Interface dataset entries
___

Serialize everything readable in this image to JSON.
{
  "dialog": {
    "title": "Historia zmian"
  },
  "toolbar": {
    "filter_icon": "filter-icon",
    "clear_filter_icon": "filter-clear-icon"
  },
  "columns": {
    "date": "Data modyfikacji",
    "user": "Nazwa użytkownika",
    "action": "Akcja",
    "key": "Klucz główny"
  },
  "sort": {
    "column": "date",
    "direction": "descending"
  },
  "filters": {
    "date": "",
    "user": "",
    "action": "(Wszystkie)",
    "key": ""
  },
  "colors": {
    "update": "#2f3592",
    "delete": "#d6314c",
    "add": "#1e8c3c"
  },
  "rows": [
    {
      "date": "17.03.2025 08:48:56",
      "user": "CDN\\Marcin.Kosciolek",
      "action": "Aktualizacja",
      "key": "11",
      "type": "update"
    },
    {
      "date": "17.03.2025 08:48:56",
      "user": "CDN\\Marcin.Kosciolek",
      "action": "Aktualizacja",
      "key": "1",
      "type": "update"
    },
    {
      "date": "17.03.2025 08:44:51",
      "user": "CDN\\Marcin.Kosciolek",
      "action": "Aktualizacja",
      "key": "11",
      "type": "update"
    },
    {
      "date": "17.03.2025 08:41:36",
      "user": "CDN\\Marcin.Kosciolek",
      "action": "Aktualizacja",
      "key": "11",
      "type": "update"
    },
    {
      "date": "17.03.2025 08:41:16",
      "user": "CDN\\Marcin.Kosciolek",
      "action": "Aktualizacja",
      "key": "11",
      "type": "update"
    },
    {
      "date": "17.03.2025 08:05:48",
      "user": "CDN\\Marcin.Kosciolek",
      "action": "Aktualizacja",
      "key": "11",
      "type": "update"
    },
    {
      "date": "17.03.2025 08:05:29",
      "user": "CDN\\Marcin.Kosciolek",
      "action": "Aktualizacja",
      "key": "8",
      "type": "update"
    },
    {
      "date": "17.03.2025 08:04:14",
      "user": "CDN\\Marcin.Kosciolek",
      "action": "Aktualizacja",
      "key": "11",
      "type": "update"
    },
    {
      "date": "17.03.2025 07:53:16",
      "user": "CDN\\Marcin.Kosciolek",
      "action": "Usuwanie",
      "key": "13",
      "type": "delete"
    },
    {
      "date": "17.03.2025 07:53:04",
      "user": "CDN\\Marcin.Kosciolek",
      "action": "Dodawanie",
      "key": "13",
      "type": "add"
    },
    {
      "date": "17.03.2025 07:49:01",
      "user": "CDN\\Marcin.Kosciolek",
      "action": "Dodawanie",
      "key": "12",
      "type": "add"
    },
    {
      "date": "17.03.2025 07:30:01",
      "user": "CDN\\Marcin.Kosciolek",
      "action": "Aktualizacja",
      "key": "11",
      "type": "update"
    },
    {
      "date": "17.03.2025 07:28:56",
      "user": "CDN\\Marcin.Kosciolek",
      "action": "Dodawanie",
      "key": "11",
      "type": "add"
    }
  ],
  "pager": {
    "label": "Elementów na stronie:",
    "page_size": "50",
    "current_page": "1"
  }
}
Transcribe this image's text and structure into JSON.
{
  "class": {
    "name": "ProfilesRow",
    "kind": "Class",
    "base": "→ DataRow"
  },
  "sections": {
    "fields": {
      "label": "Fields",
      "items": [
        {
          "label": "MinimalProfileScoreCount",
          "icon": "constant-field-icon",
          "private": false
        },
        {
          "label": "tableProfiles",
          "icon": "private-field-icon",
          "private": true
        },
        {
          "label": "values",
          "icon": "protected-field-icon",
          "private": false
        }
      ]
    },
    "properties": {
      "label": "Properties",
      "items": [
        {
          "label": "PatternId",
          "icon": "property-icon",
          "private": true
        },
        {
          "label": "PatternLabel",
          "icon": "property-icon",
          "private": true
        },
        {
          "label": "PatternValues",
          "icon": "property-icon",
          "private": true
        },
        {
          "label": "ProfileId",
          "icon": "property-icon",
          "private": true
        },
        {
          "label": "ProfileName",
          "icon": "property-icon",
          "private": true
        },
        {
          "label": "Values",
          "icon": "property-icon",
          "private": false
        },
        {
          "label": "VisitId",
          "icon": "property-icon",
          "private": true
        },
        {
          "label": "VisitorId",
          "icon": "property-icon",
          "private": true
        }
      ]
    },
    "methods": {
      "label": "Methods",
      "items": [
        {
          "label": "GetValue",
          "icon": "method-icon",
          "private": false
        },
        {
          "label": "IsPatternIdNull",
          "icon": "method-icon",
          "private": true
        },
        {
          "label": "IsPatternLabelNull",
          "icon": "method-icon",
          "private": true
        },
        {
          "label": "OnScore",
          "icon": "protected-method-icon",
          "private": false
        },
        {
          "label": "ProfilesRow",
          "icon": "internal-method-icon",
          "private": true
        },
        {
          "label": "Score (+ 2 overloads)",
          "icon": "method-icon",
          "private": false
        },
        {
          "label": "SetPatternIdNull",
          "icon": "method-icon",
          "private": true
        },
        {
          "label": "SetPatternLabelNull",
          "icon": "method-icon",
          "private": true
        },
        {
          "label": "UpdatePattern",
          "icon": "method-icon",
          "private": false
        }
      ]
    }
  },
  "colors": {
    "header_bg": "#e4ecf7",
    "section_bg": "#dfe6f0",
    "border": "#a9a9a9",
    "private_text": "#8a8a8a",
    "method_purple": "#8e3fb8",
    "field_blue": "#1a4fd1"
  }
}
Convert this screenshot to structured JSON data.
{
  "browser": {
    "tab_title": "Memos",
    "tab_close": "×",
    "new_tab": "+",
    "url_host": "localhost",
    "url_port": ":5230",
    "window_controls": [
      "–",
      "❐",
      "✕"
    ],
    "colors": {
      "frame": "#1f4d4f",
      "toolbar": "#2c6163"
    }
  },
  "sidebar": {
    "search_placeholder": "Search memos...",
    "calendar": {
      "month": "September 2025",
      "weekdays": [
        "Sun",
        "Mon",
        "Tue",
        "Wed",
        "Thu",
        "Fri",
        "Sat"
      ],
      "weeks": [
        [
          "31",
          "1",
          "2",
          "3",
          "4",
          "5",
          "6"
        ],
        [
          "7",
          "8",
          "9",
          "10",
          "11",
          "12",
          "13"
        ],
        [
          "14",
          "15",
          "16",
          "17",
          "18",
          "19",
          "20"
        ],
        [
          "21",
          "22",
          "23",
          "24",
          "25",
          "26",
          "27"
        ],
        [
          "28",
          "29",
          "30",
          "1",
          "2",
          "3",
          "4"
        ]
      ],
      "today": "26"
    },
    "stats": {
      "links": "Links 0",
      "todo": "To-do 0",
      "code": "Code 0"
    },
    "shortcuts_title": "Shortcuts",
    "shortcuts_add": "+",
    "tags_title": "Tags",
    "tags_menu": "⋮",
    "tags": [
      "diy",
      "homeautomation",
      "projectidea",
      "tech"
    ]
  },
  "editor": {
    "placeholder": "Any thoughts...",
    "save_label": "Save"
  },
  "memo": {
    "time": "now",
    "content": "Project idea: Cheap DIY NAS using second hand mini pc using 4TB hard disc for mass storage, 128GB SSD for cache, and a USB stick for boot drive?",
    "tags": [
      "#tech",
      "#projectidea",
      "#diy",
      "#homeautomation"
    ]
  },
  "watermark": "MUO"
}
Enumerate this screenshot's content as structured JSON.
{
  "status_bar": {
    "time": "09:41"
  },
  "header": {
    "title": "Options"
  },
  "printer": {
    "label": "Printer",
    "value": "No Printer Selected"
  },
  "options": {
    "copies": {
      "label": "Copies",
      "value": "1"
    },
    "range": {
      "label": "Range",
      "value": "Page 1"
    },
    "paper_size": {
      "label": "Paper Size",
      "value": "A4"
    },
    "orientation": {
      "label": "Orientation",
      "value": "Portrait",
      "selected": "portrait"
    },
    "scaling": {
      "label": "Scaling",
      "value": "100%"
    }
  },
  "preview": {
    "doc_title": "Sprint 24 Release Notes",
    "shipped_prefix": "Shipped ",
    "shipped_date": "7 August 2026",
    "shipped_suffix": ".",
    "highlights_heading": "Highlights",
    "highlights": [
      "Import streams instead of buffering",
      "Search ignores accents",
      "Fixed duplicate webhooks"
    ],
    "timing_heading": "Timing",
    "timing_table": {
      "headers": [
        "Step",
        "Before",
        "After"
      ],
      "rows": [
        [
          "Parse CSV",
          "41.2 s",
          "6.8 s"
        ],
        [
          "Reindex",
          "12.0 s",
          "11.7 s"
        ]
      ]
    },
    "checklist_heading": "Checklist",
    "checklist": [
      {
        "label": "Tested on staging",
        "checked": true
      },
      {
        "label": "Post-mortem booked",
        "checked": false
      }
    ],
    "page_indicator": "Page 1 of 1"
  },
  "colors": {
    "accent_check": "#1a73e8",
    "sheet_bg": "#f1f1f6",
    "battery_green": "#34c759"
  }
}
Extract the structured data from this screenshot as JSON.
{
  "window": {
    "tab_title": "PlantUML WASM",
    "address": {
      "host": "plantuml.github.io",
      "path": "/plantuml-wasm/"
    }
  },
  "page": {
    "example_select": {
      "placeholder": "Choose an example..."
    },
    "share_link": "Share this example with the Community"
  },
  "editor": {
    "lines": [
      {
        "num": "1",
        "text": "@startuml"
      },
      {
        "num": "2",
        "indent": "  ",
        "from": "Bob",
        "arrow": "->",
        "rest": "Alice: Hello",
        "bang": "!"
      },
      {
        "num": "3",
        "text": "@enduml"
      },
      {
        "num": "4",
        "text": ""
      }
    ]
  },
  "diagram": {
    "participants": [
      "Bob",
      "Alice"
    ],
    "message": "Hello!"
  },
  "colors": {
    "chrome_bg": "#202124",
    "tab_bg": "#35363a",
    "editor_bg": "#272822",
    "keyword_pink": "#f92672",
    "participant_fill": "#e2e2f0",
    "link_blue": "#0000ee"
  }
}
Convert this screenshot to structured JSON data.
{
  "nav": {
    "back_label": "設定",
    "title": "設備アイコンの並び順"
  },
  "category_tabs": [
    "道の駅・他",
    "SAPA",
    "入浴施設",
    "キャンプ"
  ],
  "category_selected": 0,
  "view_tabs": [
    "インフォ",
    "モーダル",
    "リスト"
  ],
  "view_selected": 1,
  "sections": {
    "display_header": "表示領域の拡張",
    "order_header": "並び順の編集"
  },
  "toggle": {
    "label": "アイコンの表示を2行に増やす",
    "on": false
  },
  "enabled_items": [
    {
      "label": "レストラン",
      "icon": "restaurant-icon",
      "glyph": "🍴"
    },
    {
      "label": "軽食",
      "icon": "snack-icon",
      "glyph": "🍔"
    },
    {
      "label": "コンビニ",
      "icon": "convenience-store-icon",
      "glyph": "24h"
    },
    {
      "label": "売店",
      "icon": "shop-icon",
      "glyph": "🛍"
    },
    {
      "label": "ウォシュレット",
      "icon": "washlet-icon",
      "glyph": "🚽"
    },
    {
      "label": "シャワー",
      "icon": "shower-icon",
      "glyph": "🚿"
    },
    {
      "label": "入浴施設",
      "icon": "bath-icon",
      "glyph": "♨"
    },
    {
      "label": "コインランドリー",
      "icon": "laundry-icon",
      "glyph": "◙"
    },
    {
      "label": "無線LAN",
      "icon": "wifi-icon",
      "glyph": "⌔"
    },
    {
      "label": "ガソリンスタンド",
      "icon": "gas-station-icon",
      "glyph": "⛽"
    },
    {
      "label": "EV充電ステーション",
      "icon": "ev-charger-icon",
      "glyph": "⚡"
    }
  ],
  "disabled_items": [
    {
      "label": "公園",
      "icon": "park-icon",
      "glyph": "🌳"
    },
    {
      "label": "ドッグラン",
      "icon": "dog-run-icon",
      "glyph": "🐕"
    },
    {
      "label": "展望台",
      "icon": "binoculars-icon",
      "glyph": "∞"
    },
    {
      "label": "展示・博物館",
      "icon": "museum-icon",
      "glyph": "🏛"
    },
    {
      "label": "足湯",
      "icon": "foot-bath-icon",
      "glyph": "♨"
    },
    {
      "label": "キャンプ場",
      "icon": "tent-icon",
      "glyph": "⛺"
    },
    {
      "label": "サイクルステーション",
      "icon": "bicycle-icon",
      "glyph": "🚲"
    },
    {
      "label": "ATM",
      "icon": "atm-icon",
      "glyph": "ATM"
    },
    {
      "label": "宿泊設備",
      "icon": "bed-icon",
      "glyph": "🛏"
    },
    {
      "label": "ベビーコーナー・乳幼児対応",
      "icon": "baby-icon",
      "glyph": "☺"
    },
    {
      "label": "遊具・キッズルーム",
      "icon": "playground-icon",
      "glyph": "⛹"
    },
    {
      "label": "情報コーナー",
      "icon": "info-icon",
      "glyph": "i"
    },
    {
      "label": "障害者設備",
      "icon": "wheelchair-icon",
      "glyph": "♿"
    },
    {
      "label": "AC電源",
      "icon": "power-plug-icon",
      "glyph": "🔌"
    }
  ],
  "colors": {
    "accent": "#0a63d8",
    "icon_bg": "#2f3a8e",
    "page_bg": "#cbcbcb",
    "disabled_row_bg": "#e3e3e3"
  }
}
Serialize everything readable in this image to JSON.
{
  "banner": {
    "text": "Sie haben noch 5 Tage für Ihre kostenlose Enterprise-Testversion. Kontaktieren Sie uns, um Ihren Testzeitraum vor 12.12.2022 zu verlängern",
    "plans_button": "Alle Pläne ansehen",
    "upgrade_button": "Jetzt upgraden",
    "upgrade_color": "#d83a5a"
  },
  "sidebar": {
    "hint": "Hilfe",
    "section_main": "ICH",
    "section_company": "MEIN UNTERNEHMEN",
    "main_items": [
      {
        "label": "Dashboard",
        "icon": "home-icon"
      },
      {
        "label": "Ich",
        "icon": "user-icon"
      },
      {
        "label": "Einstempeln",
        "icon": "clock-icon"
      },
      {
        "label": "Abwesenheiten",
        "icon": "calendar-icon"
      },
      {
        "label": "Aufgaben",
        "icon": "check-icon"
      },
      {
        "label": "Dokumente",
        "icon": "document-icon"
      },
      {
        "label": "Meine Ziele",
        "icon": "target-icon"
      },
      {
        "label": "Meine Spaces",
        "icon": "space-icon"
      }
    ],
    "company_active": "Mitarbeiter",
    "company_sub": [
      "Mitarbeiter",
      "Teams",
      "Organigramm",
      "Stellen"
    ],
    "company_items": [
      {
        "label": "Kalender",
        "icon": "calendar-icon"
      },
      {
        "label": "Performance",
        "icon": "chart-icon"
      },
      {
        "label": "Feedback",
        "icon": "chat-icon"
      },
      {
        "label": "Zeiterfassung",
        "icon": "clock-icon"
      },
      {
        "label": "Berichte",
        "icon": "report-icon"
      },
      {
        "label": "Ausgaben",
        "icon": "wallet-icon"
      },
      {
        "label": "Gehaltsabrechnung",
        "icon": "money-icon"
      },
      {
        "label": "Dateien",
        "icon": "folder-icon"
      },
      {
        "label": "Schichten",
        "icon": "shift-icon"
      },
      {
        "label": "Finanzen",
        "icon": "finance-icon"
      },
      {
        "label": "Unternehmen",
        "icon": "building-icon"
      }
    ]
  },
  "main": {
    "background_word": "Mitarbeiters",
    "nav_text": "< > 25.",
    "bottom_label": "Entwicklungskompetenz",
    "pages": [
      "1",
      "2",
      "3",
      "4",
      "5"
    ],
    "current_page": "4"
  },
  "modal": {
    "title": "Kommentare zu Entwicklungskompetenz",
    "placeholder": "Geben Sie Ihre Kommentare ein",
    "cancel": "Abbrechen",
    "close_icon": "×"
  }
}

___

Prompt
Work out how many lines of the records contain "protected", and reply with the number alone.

Response for this exercise
2